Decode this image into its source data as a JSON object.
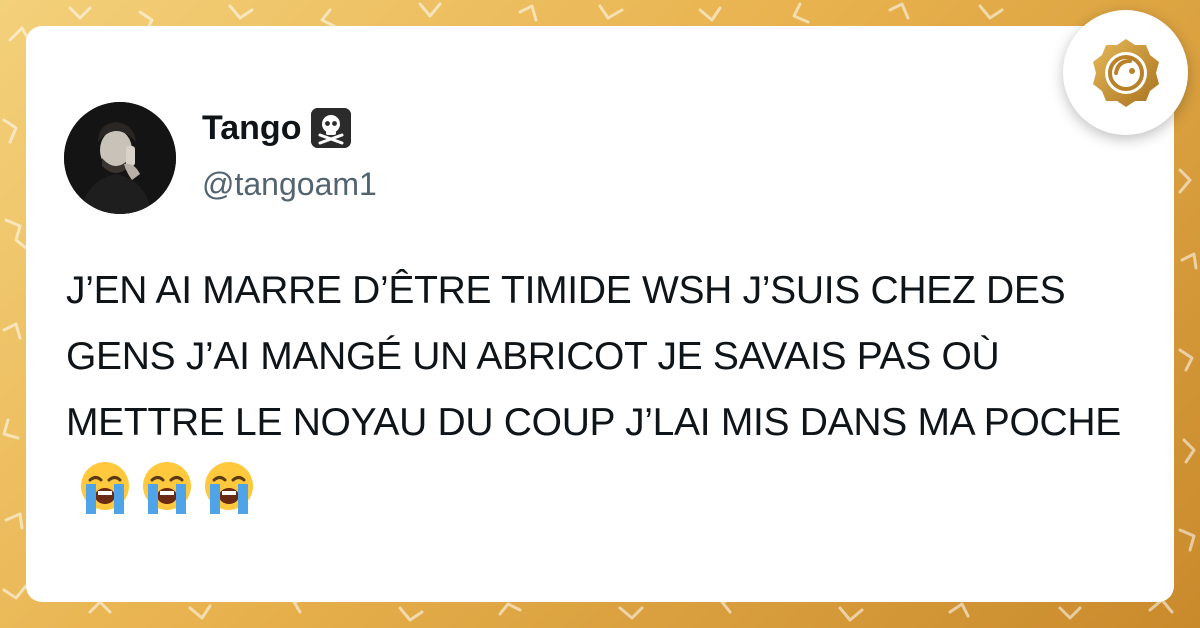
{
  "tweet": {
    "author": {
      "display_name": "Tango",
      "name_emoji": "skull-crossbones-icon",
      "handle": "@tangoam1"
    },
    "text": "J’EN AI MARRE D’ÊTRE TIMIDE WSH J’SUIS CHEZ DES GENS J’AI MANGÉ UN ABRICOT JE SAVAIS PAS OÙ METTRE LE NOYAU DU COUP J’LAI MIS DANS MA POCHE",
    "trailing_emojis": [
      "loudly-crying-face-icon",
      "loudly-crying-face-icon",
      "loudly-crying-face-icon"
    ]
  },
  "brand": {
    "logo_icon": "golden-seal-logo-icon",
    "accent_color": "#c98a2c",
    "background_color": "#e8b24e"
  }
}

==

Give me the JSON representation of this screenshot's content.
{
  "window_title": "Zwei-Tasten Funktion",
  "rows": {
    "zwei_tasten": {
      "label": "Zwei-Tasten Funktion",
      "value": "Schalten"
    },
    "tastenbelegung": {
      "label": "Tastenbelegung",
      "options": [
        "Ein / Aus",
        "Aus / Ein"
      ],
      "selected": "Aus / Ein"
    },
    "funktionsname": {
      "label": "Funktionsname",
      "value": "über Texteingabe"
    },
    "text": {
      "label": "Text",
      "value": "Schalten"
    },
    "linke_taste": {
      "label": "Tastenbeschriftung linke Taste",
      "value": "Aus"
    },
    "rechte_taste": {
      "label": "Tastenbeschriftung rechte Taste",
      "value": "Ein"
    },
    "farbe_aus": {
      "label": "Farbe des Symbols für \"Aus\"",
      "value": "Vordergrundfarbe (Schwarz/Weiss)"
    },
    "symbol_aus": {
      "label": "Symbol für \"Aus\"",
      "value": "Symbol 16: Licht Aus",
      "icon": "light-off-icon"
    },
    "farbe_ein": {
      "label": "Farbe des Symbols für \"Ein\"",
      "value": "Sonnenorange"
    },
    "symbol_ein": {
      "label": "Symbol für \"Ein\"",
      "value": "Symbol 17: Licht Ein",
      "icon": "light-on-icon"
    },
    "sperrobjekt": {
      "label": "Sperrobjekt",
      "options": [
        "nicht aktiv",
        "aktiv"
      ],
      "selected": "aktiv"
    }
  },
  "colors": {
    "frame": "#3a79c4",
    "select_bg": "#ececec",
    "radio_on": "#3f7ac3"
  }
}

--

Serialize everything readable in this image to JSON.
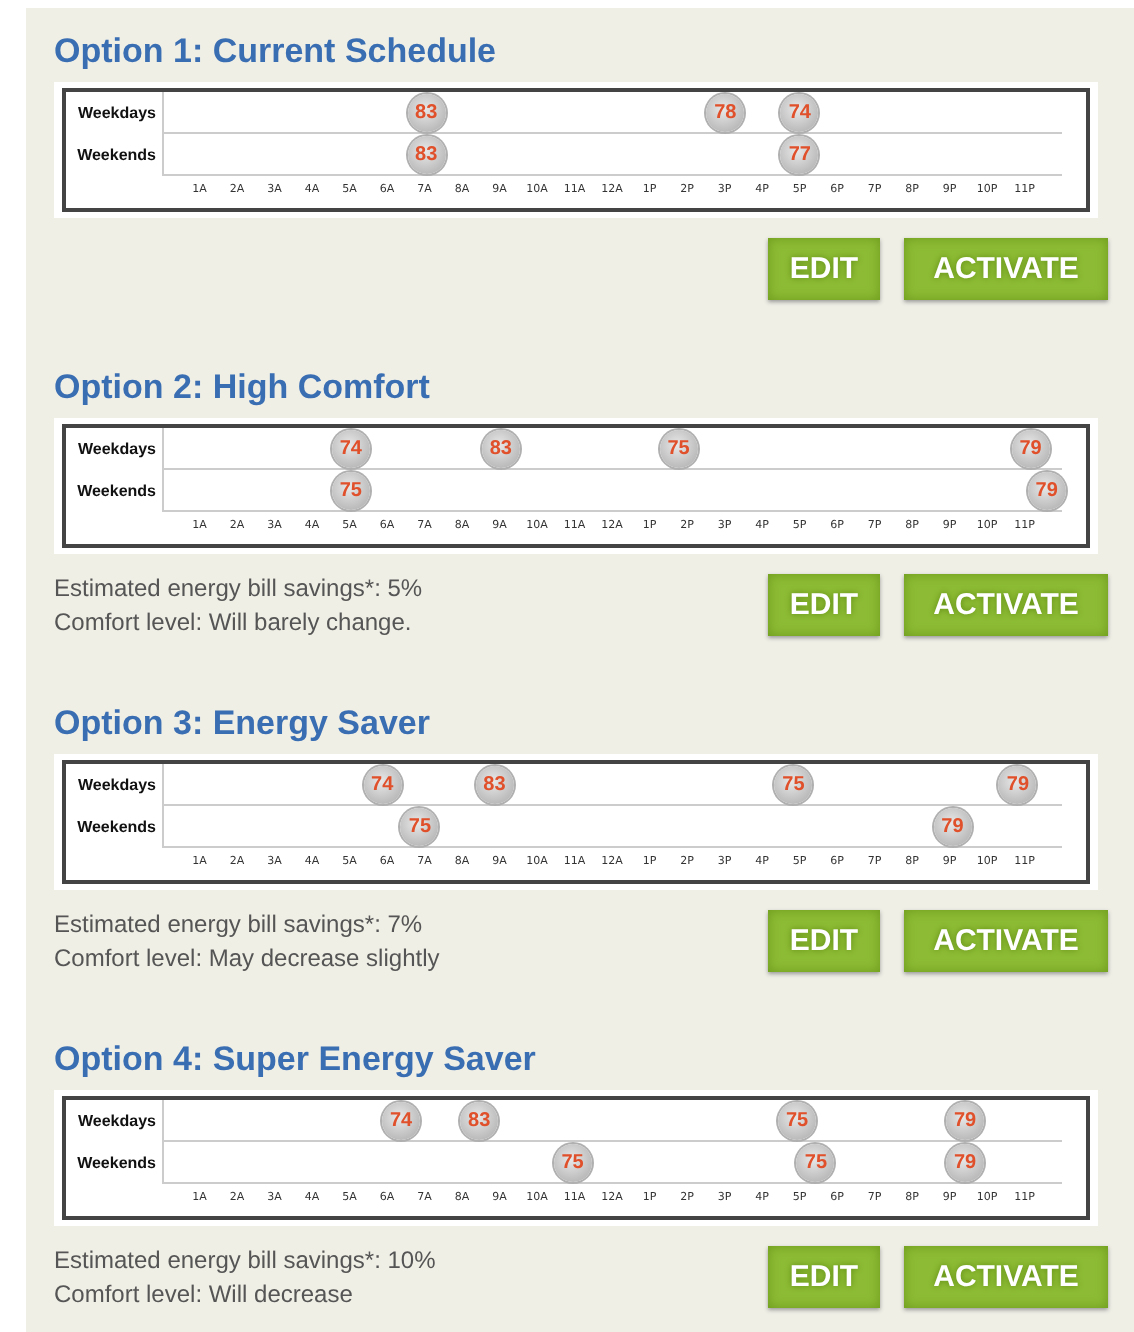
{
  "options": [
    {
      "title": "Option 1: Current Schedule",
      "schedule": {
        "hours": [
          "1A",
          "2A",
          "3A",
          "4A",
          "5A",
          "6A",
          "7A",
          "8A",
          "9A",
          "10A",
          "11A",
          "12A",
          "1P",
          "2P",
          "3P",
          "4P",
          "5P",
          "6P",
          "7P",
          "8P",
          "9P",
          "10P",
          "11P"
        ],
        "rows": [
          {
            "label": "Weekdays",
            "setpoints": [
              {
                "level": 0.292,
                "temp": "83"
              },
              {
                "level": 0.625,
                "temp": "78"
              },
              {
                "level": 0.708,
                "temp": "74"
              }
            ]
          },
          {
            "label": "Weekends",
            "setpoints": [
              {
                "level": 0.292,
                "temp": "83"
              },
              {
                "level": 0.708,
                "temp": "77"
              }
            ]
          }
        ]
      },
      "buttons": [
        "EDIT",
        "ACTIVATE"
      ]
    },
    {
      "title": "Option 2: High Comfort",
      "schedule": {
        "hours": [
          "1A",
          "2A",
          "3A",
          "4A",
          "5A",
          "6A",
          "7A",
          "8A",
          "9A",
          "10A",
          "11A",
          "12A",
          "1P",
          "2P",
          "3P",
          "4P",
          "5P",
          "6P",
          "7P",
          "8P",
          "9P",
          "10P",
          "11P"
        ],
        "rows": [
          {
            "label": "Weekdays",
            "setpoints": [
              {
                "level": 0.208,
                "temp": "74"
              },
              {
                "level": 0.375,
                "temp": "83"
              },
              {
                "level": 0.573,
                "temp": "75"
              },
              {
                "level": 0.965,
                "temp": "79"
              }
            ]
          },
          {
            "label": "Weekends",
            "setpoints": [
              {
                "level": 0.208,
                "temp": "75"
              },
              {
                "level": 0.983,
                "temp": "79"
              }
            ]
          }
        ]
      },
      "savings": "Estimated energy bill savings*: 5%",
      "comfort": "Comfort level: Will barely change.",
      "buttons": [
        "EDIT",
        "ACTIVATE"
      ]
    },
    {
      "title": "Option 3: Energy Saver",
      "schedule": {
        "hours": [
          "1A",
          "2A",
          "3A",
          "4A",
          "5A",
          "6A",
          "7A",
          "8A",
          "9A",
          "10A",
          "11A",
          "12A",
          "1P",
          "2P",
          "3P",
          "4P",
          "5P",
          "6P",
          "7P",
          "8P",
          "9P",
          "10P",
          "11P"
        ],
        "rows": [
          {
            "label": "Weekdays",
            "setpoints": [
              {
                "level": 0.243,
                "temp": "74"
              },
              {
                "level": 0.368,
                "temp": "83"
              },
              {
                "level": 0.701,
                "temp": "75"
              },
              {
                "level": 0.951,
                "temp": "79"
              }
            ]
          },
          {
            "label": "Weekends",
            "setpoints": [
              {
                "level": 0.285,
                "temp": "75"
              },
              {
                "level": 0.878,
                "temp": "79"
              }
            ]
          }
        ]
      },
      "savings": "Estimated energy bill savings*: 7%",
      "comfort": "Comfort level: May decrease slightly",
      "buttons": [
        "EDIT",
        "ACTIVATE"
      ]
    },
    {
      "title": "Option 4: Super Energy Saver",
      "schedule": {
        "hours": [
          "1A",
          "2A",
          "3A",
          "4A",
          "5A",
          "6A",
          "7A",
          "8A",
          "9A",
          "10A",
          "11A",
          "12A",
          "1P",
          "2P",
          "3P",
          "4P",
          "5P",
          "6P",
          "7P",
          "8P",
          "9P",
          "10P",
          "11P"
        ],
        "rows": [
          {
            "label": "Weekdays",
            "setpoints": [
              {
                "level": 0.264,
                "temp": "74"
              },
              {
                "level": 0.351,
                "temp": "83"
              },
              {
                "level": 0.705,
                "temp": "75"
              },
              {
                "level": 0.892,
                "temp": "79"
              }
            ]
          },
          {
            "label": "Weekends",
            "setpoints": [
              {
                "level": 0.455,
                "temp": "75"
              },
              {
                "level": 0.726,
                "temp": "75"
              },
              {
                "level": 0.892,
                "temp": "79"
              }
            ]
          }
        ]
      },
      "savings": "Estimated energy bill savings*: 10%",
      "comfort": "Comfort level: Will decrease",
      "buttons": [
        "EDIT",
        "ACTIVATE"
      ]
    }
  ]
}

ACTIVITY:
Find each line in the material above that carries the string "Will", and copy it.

EXERCISE ANSWER:
      "comfort": "Comfort level: Will barely change.",
      "comfort": "Comfort level: Will decrease",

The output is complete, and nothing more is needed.